#### AIM OF THE EXERCISE:
From the records below, return every line containing the word "icon".

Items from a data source

+++++

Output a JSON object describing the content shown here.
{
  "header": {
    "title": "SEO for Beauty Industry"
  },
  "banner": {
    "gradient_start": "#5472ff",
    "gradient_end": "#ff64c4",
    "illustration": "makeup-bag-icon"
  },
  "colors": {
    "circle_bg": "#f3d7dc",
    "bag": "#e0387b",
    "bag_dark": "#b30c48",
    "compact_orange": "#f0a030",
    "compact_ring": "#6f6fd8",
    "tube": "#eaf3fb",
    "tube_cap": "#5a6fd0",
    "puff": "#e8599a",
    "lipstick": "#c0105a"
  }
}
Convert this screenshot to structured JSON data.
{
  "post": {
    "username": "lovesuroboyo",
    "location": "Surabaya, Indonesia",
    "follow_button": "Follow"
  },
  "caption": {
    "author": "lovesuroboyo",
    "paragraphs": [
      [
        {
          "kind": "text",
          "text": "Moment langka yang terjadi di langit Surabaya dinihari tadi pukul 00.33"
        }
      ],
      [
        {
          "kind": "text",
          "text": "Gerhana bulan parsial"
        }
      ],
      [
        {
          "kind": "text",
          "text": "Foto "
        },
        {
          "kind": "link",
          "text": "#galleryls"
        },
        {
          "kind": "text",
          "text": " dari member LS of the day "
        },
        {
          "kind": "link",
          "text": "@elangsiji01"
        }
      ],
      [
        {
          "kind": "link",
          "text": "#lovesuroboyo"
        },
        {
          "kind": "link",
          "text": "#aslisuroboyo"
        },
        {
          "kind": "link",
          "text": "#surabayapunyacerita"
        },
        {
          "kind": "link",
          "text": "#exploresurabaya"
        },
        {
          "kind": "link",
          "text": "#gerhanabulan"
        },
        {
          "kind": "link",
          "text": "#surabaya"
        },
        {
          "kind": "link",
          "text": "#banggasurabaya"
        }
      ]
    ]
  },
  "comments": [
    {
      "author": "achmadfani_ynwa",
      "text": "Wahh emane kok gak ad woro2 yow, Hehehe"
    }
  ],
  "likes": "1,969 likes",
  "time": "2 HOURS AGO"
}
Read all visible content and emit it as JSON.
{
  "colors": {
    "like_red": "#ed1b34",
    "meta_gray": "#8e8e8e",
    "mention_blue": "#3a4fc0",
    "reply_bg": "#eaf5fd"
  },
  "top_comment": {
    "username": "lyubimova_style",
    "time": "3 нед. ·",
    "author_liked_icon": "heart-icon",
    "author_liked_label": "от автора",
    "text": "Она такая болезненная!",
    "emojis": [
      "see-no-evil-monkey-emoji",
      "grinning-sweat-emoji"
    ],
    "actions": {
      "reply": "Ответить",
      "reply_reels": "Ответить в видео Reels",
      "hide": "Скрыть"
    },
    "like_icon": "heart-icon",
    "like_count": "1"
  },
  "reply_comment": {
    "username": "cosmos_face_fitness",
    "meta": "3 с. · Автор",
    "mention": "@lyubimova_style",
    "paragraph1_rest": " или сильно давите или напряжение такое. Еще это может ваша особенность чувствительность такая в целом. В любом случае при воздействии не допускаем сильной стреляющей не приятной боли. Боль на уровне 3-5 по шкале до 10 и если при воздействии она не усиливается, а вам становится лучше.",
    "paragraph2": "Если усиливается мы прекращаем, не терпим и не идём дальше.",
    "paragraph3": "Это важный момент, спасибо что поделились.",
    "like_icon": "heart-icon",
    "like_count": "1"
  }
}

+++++

#### TASK OUTPUT:
    "illustration": "makeup-bag-icon"
    "author_liked_icon": "heart-icon",
    "like_icon": "heart-icon",
    "like_icon": "heart-icon",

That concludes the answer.